Background: The percentage of patients receiving long-term treatment with acid suppressive drugs, mainly proton pump inhibitors, is higher than the prevalence of diseases that are commonly accepted as the proper indication for long-term proton pump inhibitor use.
Aim: To evaluate whether a patient-directed intervention (direct mail) reduced the prescription of antisecretory medication for dyspepsia in general practice.
Methods: A cluster-randomized trial was performed. One hundred and thirteen chronic users of proton pump inhibitors were recruited by 20 general practitioners. An unsolicited information leaflet was sent to patients that suggested stopping or reducing the use of proton pump inhibitors. The number of patients who stopped or reduced proton pump inhibitor use was measured at 12 and 20 weeks after the intervention.
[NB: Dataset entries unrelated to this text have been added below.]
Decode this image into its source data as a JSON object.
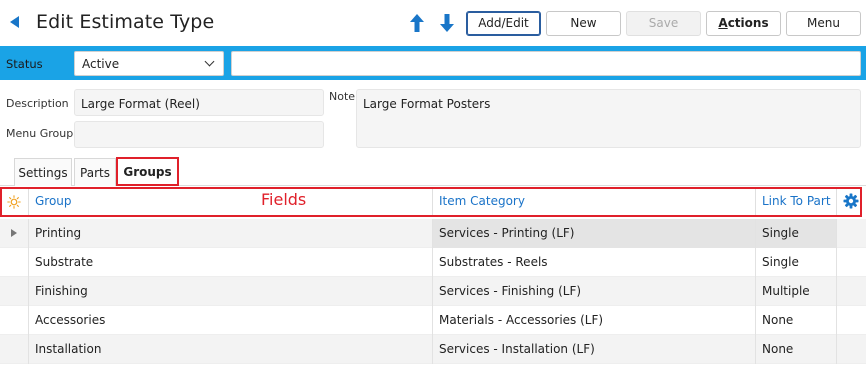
{
  "header": {
    "title": "Edit Estimate Type",
    "buttons": {
      "add_edit": "Add/Edit",
      "new": "New",
      "save": "Save",
      "actions_first": "A",
      "actions_rest": "ctions",
      "menu": "Menu"
    }
  },
  "status_bar": {
    "label": "Status",
    "value": "Active",
    "text": ""
  },
  "form": {
    "description_label": "Description",
    "description_value": "Large Format (Reel)",
    "menu_group_label": "Menu Group",
    "menu_group_value": "",
    "note_label": "Note",
    "note_value": "Large Format Posters"
  },
  "tabs": [
    {
      "label": "Settings"
    },
    {
      "label": "Parts"
    },
    {
      "label": "Groups",
      "active": true
    }
  ],
  "annotation": "Fields",
  "grid": {
    "columns": [
      "Group",
      "Item Category",
      "Link To Part"
    ],
    "rows": [
      {
        "group": "Printing",
        "item_category": "Services - Printing (LF)",
        "link_to_part": "Single"
      },
      {
        "group": "Substrate",
        "item_category": "Substrates - Reels",
        "link_to_part": "Single"
      },
      {
        "group": "Finishing",
        "item_category": "Services - Finishing (LF)",
        "link_to_part": "Multiple"
      },
      {
        "group": "Accessories",
        "item_category": "Materials - Accessories (LF)",
        "link_to_part": "None"
      },
      {
        "group": "Installation",
        "item_category": "Services - Installation (LF)",
        "link_to_part": "None"
      }
    ]
  },
  "colors": {
    "accent_blue": "#1976c8",
    "status_bar": "#1aa3e6",
    "annotation_red": "#e0202a",
    "sun_orange": "#f0a020"
  },
  "icons": [
    "back-icon",
    "arrow-up-icon",
    "arrow-down-icon",
    "chevron-down-icon",
    "sun-icon",
    "gear-icon",
    "expand-row-icon"
  ]
}
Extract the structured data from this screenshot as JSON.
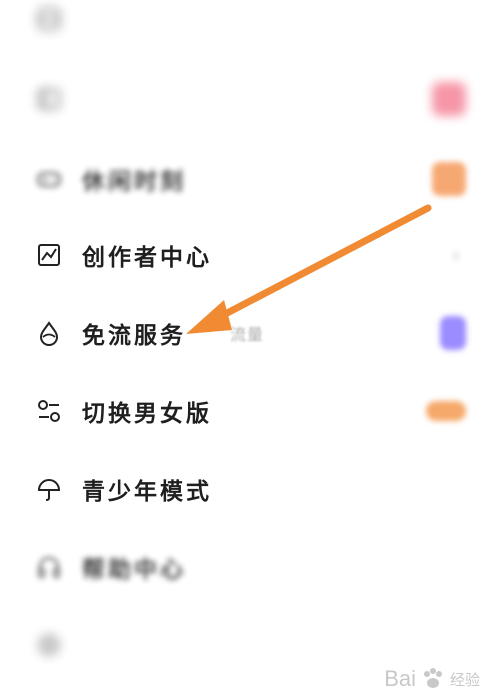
{
  "menu": {
    "items": [
      {
        "label": "",
        "sub": "",
        "icon": "grid-icon",
        "thumb": ""
      },
      {
        "label": "",
        "sub": "",
        "icon": "box-icon",
        "thumb": "#f3738a"
      },
      {
        "label": "休闲时刻",
        "sub": "",
        "icon": "gamepad-icon",
        "thumb": "#f59a5a"
      },
      {
        "label": "创作者中心",
        "sub": "",
        "icon": "chart-icon",
        "thumb": ""
      },
      {
        "label": "免流服务",
        "sub": "流量",
        "icon": "drop-icon",
        "thumb": "#9b8cff"
      },
      {
        "label": "切换男女版",
        "sub": "",
        "icon": "switch-icon",
        "thumb": "#f5a96a"
      },
      {
        "label": "青少年模式",
        "sub": "",
        "icon": "umbrella-icon",
        "thumb": ""
      },
      {
        "label": "帮助中心",
        "sub": "",
        "icon": "headphones-icon",
        "thumb": ""
      },
      {
        "label": "",
        "sub": "",
        "icon": "gear-icon",
        "thumb": ""
      }
    ]
  },
  "annotation": {
    "arrow_color": "#f08a33"
  },
  "watermark": {
    "text": "Bai",
    "suffix": "经验"
  }
}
Secondary outcome measures were dyspepsia symptom severity and perceived quality of life measured at 12 weeks after the intervention.
Results: Fourteen of the 59 (24%) intervention group patients stopped or reduced their use of proton pump inhibitors, compared with three of the 45 (7%) control group patients (relative risk ratio 3.56; CI 95%: 1.088-11.642). Dyspepsia symptom severity and quality of life did not change.
Conclusions: A simple patient-directed intervention reduced the volume of long-term prescriptions of proton pump inhibitors in patients with dyspepsia.